- _EXERCISE INSTRUCTIONS_: Across the material that follows, tally each line in which "value" occurs, and state the total alone.

::::::::::

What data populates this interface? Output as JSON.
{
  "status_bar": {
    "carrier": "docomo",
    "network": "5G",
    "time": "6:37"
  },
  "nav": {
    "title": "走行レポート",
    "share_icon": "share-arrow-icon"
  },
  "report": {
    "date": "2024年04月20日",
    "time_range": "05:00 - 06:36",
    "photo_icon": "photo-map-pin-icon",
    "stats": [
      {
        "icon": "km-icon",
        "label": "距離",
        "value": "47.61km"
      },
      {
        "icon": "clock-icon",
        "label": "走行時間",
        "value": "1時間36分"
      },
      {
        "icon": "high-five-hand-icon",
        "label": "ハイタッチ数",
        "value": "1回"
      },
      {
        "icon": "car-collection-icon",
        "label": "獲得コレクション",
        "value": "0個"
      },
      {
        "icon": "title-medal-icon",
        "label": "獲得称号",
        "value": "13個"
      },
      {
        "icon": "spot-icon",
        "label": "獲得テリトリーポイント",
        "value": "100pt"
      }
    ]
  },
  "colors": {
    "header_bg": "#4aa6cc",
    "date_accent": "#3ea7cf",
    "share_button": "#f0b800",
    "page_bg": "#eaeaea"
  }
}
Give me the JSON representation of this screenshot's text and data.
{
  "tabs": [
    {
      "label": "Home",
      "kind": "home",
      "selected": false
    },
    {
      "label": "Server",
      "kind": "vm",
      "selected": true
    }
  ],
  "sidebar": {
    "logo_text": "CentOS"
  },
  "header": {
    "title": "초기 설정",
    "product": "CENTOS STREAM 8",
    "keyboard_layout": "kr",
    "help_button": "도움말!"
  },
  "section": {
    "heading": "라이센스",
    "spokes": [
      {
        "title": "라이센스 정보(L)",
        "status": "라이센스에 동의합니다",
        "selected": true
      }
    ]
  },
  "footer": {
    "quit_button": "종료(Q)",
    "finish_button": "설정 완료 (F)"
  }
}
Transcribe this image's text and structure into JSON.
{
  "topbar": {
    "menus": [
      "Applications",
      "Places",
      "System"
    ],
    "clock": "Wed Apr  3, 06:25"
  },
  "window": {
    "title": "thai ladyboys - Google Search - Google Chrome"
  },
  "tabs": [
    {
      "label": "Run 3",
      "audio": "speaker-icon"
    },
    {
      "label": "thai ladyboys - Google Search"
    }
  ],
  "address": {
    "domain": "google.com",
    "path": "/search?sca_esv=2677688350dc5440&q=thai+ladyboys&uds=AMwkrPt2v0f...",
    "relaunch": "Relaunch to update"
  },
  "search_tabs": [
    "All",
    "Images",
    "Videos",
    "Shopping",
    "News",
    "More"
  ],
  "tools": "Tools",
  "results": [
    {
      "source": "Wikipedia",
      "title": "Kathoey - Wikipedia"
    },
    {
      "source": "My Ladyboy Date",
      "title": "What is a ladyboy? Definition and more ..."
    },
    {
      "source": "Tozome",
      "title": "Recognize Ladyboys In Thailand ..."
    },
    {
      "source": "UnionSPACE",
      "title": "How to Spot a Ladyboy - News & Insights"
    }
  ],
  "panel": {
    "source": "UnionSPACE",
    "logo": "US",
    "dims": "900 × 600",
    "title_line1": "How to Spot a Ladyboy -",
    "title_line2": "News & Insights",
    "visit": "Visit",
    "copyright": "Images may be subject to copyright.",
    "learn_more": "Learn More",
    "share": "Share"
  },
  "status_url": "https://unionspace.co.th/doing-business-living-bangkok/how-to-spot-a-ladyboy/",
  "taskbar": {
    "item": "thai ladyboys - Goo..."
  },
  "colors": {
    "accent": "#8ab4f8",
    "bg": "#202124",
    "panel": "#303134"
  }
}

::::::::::

- _OUTPUT OF THE EXERCISE_: 6